* **Your goal**
All records below are to be set down exactly, each character intact.

* **Information supplied**
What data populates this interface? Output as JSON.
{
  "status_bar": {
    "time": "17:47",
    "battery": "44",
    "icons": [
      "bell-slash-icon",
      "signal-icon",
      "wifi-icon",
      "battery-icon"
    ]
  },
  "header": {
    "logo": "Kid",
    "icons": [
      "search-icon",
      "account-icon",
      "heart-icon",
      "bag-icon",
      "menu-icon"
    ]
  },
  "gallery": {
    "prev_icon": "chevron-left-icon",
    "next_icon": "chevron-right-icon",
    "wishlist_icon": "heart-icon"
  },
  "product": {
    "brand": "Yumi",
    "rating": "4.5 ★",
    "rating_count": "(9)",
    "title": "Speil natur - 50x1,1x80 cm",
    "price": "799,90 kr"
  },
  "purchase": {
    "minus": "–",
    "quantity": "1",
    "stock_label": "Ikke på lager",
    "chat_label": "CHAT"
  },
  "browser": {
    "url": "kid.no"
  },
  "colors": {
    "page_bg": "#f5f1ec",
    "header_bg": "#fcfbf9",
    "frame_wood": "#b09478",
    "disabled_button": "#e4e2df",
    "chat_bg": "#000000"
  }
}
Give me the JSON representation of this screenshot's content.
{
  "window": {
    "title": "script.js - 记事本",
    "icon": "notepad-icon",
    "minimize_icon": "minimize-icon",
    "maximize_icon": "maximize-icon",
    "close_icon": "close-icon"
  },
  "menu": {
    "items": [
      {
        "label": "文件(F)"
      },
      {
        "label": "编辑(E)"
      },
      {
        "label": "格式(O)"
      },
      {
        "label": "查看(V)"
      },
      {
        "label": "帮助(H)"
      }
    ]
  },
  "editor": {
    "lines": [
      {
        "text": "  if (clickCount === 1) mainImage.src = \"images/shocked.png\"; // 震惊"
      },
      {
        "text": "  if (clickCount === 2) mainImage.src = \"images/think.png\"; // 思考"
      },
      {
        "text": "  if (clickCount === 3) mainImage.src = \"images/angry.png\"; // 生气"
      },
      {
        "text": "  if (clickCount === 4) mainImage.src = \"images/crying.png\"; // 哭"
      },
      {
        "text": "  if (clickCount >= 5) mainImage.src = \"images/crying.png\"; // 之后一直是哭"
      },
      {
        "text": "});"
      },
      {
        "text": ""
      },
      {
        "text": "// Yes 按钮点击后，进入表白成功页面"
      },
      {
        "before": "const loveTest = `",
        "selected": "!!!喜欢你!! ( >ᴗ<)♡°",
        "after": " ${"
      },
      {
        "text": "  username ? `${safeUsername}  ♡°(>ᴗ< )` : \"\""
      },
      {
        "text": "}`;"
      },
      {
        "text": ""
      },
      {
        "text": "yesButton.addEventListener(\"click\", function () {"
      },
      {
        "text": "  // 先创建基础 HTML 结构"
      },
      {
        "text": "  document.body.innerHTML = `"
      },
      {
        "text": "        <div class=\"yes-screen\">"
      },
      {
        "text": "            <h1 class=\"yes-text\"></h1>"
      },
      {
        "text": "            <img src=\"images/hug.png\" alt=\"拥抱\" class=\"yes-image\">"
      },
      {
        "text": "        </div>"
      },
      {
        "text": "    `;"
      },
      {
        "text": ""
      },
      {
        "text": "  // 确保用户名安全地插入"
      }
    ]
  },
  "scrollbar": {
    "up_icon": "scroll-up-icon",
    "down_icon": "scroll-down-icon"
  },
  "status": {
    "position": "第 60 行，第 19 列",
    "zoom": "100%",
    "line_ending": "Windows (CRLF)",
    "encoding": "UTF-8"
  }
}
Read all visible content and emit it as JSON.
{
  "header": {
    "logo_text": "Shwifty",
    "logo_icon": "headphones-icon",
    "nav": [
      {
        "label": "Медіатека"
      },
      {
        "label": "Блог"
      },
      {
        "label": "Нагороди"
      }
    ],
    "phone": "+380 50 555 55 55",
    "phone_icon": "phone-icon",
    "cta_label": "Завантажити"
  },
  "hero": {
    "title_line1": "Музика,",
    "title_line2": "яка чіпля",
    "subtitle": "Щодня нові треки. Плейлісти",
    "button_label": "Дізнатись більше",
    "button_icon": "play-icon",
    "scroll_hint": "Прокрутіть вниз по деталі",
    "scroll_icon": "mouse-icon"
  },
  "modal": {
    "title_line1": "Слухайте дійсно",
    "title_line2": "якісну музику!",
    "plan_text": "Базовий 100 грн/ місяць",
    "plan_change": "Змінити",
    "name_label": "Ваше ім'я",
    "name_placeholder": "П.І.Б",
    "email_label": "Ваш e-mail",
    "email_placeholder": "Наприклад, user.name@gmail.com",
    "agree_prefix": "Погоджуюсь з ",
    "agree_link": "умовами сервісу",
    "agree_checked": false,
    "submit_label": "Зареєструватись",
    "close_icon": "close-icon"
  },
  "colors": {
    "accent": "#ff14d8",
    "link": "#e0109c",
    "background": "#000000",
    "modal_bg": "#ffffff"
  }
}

* **Task response**
What data populates this interface? Output as JSON.
{
  "status_bar": {
    "time": "17:47",
    "battery": "44",
    "icons": [
      "bell-slash-icon",
      "signal-icon",
      "wifi-icon",
      "battery-icon"
    ]
  },
  "header": {
    "logo": "Kid",
    "icons": [
      "search-icon",
      "account-icon",
      "heart-icon",
      "bag-icon",
      "menu-icon"
    ]
  },
  "gallery": {
    "prev_icon": "chevron-left-icon",
    "next_icon": "chevron-right-icon",
    "wishlist_icon": "heart-icon"
  },
  "product": {
    "brand": "Yumi",
    "rating": "4.5 ★",
    "rating_count": "(9)",
    "title": "Speil natur - 50x1,1x80 cm",
    "price": "799,90 kr"
  },
  "purchase": {
    "minus": "–",
    "quantity": "1",
    "stock_label": "Ikke på lager",
    "chat_label": "CHAT"
  },
  "browser": {
    "url": "kid.no"
  },
  "colors": {
    "page_bg": "#f5f1ec",
    "header_bg": "#fcfbf9",
    "frame_wood": "#b09478",
    "disabled_button": "#e4e2df",
    "chat_bg": "#000000"
  }
}
Give me the JSON representation of this screenshot's content.
{
  "window": {
    "title": "script.js - 记事本",
    "icon": "notepad-icon",
    "minimize_icon": "minimize-icon",
    "maximize_icon": "maximize-icon",
    "close_icon": "close-icon"
  },
  "menu": {
    "items": [
      {
        "label": "文件(F)"
      },
      {
        "label": "编辑(E)"
      },
      {
        "label": "格式(O)"
      },
      {
        "label": "查看(V)"
      },
      {
        "label": "帮助(H)"
      }
    ]
  },
  "editor": {
    "lines": [
      {
        "text": "  if (clickCount === 1) mainImage.src = \"images/shocked.png\"; // 震惊"
      },
      {
        "text": "  if (clickCount === 2) mainImage.src = \"images/think.png\"; // 思考"
      },
      {
        "text": "  if (clickCount === 3) mainImage.src = \"images/angry.png\"; // 生气"
      },
      {
        "text": "  if (clickCount === 4) mainImage.src = \"images/crying.png\"; // 哭"
      },
      {
        "text": "  if (clickCount >= 5) mainImage.src = \"images/crying.png\"; // 之后一直是哭"
      },
      {
        "text": "});"
      },
      {
        "text": ""
      },
      {
        "text": "// Yes 按钮点击后，进入表白成功页面"
      },
      {
        "before": "const loveTest = `",
        "selected": "!!!喜欢你!! ( >ᴗ<)♡°",
        "after": " ${"
      },
      {
        "text": "  username ? `${safeUsername}  ♡°(>ᴗ< )` : \"\""
      },
      {
        "text": "}`;"
      },
      {
        "text": ""
      },
      {
        "text": "yesButton.addEventListener(\"click\", function () {"
      },
      {
        "text": "  // 先创建基础 HTML 结构"
      },
      {
        "text": "  document.body.innerHTML = `"
      },
      {
        "text": "        <div class=\"yes-screen\">"
      },
      {
        "text": "            <h1 class=\"yes-text\"></h1>"
      },
      {
        "text": "            <img src=\"images/hug.png\" alt=\"拥抱\" class=\"yes-image\">"
      },
      {
        "text": "        </div>"
      },
      {
        "text": "    `;"
      },
      {
        "text": ""
      },
      {
        "text": "  // 确保用户名安全地插入"
      }
    ]
  },
  "scrollbar": {
    "up_icon": "scroll-up-icon",
    "down_icon": "scroll-down-icon"
  },
  "status": {
    "position": "第 60 行，第 19 列",
    "zoom": "100%",
    "line_ending": "Windows (CRLF)",
    "encoding": "UTF-8"
  }
}
Read all visible content and emit it as JSON.
{
  "header": {
    "logo_text": "Shwifty",
    "logo_icon": "headphones-icon",
    "nav": [
      {
        "label": "Медіатека"
      },
      {
        "label": "Блог"
      },
      {
        "label": "Нагороди"
      }
    ],
    "phone": "+380 50 555 55 55",
    "phone_icon": "phone-icon",
    "cta_label": "Завантажити"
  },
  "hero": {
    "title_line1": "Музика,",
    "title_line2": "яка чіпля",
    "subtitle": "Щодня нові треки. Плейлісти",
    "button_label": "Дізнатись більше",
    "button_icon": "play-icon",
    "scroll_hint": "Прокрутіть вниз по деталі",
    "scroll_icon": "mouse-icon"
  },
  "modal": {
    "title_line1": "Слухайте дійсно",
    "title_line2": "якісну музику!",
    "plan_text": "Базовий 100 грн/ місяць",
    "plan_change": "Змінити",
    "name_label": "Ваше ім'я",
    "name_placeholder": "П.І.Б",
    "email_label": "Ваш e-mail",
    "email_placeholder": "Наприклад, user.name@gmail.com",
    "agree_prefix": "Погоджуюсь з ",
    "agree_link": "умовами сервісу",
    "agree_checked": false,
    "submit_label": "Зареєструватись",
    "close_icon": "close-icon"
  },
  "colors": {
    "accent": "#ff14d8",
    "link": "#e0109c",
    "background": "#000000",
    "modal_bg": "#ffffff"
  }
}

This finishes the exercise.